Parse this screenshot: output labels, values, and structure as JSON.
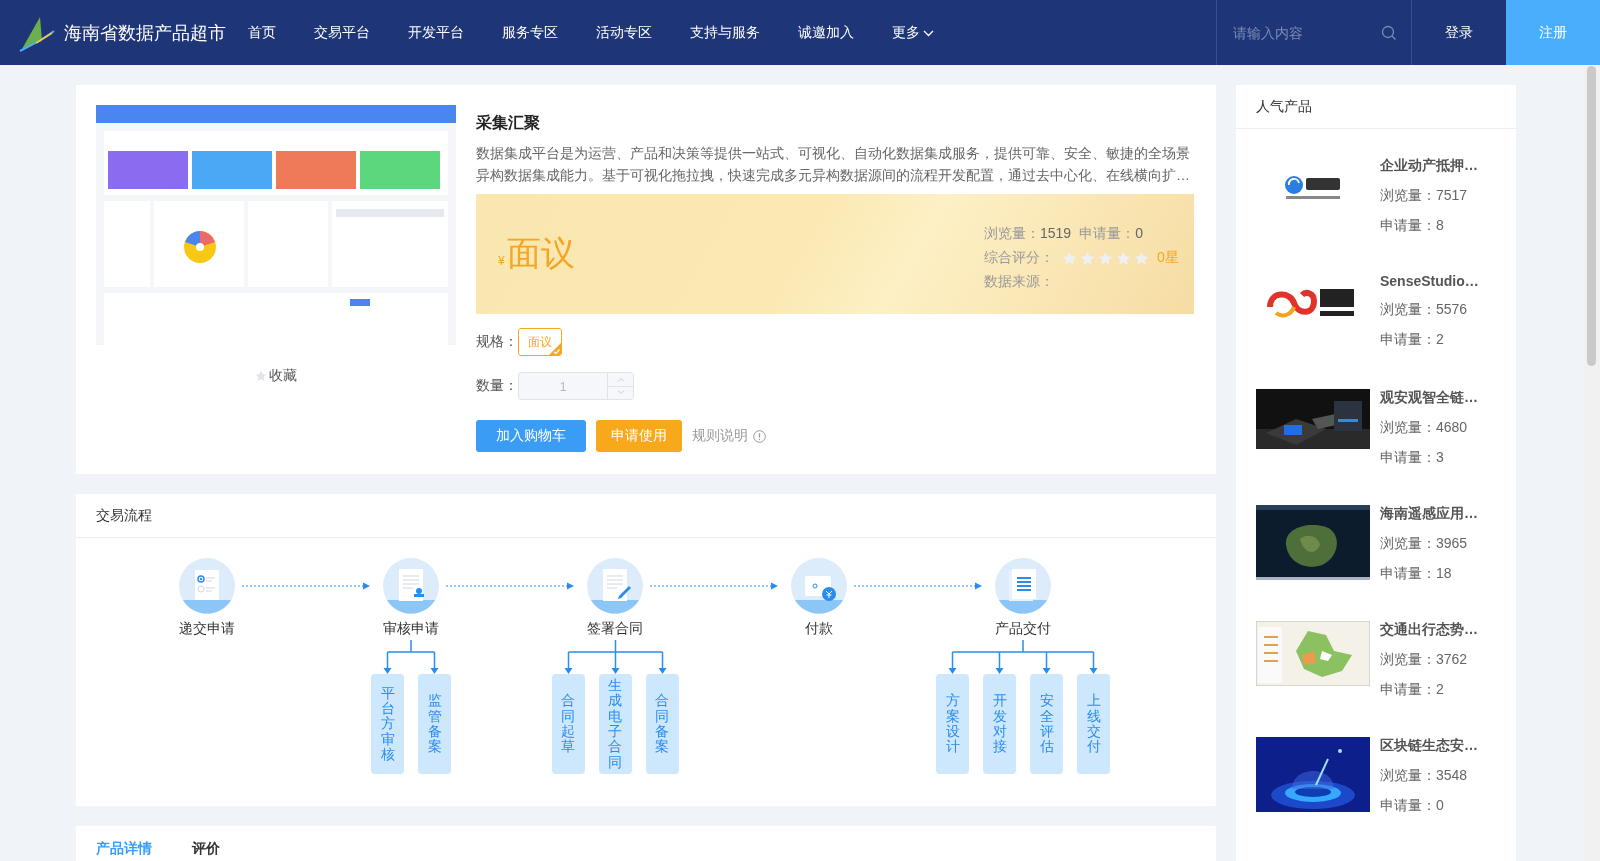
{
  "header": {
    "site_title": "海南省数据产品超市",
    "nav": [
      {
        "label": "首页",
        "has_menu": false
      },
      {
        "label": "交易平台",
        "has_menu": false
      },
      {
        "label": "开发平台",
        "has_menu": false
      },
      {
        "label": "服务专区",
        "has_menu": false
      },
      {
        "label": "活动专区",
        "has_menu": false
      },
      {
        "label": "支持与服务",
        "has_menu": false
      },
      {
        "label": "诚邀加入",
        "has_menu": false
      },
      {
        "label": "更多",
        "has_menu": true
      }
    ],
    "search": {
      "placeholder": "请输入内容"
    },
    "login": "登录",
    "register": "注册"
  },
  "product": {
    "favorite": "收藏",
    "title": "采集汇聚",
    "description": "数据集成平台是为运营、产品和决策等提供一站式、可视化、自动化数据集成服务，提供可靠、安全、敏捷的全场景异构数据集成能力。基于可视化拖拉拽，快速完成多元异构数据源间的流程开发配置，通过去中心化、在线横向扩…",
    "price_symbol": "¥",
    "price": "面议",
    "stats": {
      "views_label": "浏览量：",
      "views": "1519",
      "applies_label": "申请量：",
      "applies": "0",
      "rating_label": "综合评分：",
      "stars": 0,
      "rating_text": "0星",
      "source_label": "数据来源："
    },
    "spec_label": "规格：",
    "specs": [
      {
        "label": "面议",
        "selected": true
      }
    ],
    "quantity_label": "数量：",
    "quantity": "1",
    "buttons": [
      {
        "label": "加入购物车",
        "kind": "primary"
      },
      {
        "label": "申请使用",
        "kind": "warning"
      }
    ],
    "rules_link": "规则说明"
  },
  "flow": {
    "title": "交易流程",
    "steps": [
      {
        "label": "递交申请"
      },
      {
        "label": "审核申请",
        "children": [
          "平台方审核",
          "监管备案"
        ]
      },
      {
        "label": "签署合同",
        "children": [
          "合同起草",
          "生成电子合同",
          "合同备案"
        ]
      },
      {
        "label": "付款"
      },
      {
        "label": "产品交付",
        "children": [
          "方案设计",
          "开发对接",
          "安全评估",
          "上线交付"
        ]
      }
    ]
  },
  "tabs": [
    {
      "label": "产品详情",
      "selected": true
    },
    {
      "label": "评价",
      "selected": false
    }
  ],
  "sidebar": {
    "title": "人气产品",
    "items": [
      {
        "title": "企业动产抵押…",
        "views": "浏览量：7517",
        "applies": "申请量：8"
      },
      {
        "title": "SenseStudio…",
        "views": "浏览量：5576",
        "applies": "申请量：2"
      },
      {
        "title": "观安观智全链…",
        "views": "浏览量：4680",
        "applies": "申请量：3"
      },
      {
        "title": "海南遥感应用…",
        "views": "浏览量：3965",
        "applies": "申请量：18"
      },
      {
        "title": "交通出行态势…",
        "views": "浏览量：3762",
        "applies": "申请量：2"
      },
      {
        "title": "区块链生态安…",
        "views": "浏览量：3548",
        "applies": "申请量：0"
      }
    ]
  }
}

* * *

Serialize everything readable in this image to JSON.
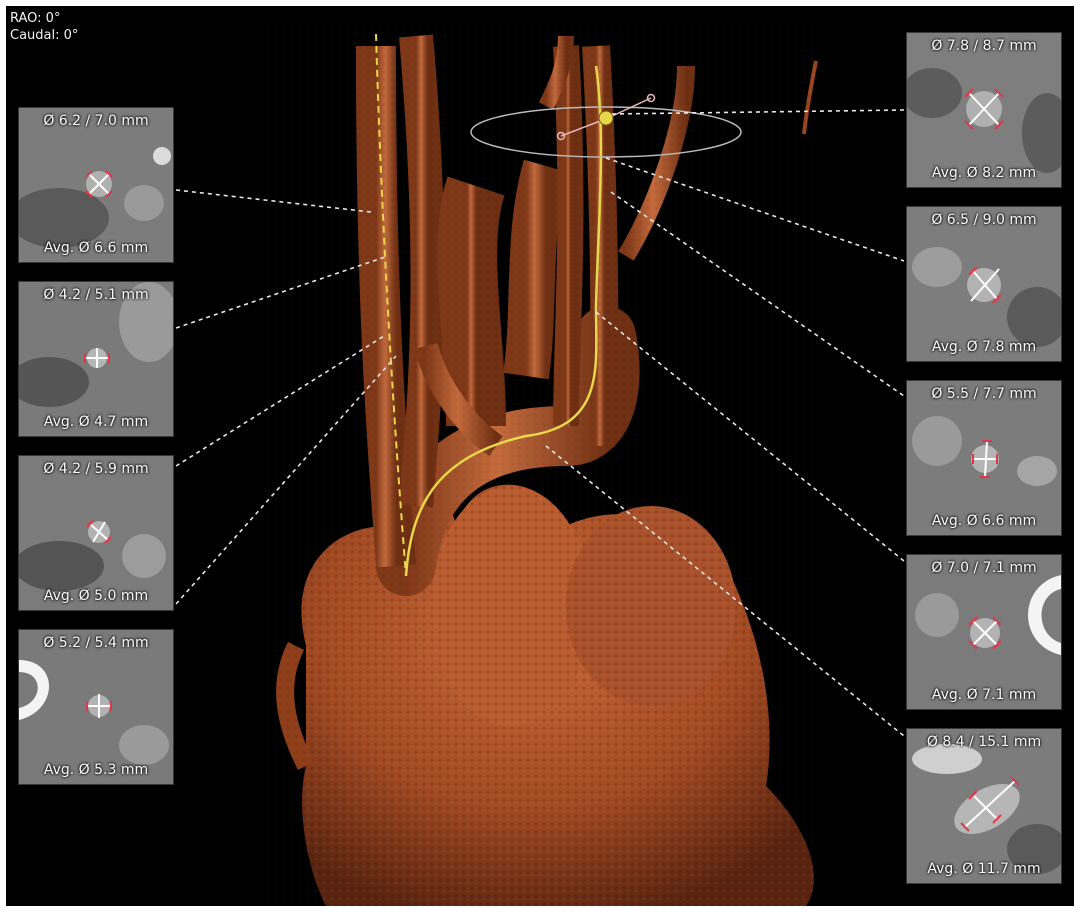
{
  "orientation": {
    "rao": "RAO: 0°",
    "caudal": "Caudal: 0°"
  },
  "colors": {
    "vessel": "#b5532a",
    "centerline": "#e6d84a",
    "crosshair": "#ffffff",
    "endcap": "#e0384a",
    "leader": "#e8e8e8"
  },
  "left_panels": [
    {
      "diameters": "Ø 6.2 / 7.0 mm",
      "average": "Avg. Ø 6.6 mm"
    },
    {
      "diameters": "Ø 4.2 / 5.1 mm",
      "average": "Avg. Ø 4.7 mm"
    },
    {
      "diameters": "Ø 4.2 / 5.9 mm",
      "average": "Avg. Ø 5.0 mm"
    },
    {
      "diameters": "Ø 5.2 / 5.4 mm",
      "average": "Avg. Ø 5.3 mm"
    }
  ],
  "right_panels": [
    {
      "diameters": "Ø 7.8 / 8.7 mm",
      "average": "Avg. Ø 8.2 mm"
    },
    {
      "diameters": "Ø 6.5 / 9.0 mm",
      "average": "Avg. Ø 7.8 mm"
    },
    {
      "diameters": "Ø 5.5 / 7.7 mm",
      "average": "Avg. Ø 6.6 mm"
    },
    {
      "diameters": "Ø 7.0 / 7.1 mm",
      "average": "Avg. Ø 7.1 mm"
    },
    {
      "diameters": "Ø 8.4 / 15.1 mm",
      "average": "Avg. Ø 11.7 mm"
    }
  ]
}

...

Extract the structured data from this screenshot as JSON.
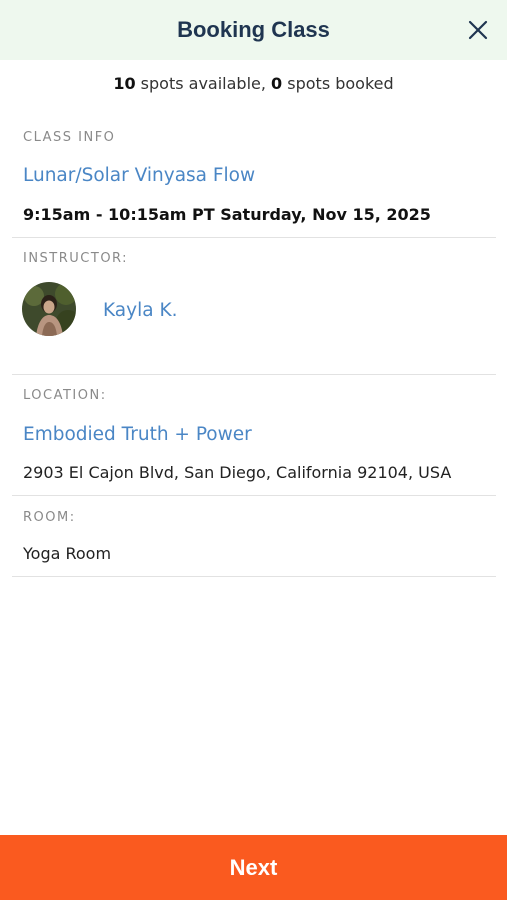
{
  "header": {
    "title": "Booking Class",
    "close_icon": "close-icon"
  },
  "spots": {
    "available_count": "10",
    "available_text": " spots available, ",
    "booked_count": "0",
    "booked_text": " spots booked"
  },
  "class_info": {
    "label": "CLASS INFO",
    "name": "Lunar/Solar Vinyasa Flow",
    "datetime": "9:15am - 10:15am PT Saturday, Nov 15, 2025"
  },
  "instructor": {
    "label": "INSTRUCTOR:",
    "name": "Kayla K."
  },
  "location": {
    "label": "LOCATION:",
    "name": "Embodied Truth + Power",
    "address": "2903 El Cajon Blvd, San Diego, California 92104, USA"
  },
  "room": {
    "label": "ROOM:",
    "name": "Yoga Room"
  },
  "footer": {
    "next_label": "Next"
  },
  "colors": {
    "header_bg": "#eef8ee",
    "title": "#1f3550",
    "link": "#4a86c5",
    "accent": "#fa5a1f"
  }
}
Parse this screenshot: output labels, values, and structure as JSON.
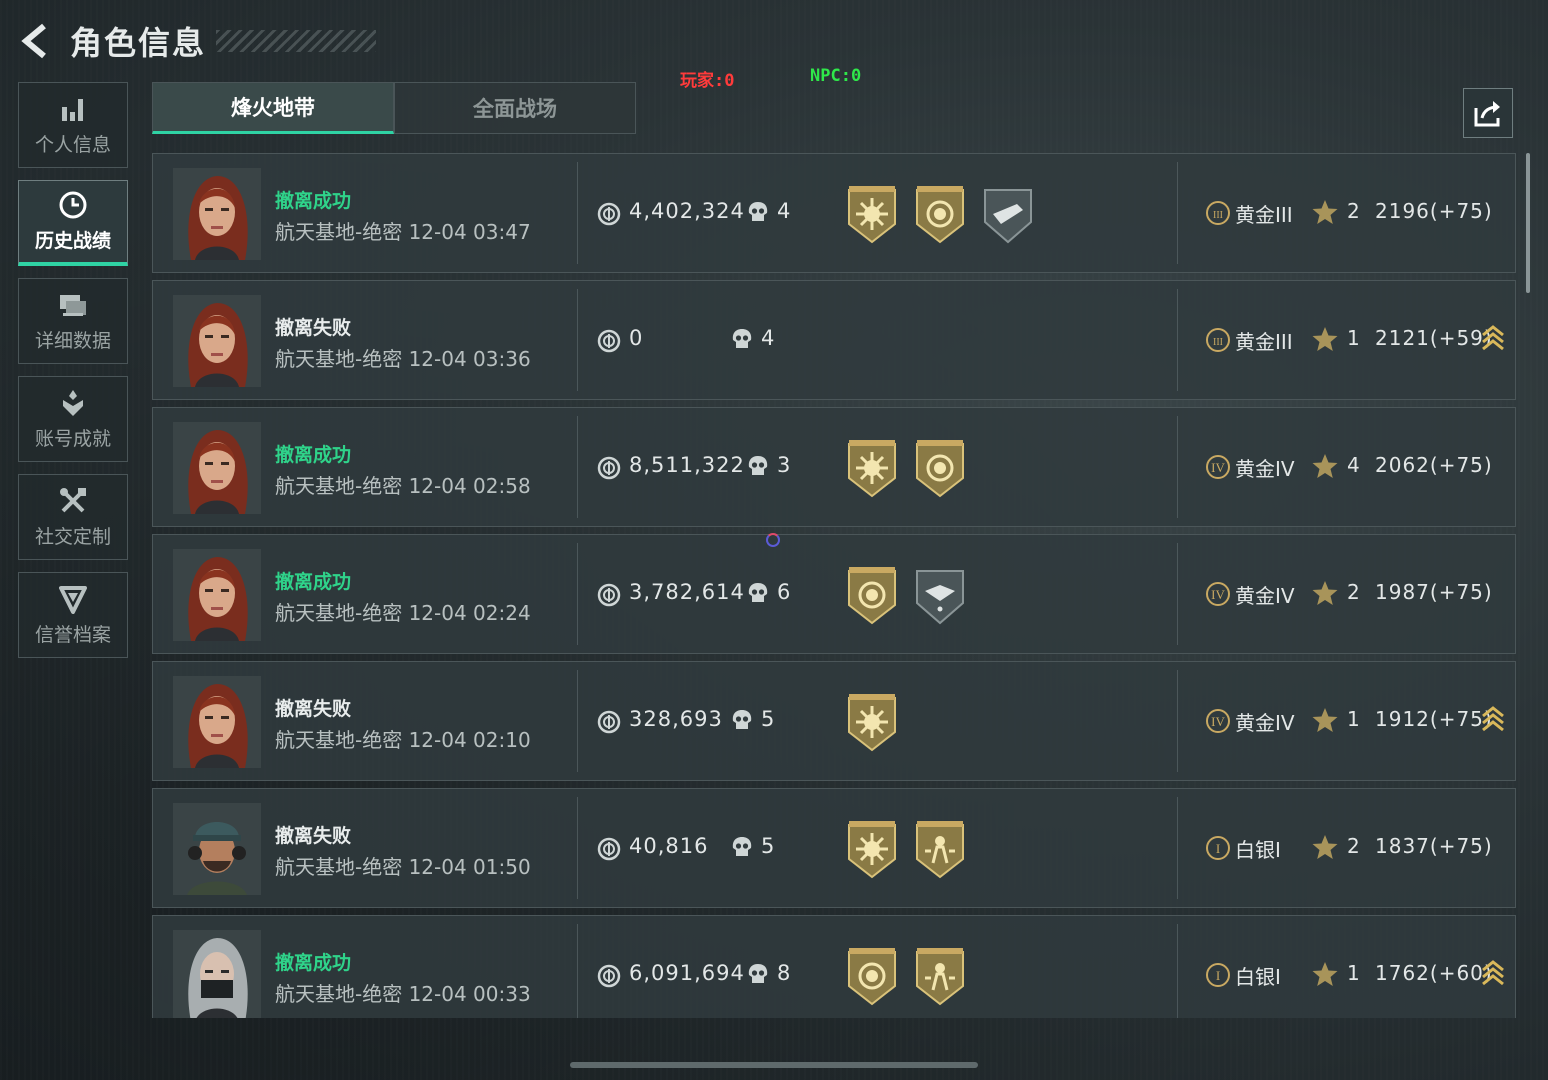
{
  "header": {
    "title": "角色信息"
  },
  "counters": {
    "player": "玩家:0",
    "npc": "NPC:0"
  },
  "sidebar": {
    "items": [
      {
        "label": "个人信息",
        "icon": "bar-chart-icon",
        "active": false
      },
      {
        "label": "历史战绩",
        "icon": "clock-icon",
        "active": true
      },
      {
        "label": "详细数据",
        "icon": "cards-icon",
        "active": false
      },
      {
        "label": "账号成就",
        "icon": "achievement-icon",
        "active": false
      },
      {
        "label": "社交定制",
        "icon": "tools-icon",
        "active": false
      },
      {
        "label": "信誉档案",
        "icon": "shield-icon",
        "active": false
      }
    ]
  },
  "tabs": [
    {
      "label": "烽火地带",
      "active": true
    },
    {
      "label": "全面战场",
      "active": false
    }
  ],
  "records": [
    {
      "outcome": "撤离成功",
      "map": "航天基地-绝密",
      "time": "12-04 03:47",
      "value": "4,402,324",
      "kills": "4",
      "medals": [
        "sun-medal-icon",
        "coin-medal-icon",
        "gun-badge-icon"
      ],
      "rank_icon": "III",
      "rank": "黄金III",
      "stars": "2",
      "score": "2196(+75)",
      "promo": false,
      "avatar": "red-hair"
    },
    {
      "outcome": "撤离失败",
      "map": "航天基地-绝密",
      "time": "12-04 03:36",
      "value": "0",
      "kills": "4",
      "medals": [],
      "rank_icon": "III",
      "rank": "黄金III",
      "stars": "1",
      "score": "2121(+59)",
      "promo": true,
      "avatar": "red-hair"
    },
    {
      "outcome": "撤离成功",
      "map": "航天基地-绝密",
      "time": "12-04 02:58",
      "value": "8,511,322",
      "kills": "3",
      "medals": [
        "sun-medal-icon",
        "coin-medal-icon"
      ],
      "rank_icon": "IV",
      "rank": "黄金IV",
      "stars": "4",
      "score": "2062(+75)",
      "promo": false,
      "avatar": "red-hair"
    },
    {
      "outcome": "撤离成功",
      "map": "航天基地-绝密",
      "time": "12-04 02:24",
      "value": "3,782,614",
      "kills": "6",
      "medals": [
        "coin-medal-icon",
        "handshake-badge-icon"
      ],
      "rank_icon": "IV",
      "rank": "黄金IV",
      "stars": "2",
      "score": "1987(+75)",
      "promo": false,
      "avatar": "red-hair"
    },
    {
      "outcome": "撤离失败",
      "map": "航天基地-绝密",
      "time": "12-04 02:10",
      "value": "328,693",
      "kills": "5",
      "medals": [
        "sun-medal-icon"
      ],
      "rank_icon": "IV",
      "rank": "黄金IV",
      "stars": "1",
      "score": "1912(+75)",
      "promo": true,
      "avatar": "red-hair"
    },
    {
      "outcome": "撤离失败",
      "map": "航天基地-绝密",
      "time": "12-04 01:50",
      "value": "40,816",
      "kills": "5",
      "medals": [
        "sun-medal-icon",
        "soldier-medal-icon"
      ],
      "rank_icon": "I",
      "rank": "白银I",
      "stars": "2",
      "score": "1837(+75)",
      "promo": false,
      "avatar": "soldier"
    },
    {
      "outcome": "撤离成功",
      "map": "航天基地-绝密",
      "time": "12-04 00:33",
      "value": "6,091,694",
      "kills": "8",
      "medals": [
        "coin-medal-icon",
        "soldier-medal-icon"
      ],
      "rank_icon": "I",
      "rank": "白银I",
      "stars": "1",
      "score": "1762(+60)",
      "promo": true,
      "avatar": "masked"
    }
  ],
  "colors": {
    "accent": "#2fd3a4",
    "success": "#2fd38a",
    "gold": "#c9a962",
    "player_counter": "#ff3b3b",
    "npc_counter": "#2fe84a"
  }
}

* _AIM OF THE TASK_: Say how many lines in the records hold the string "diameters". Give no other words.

* _TASK RESPONSE_: 9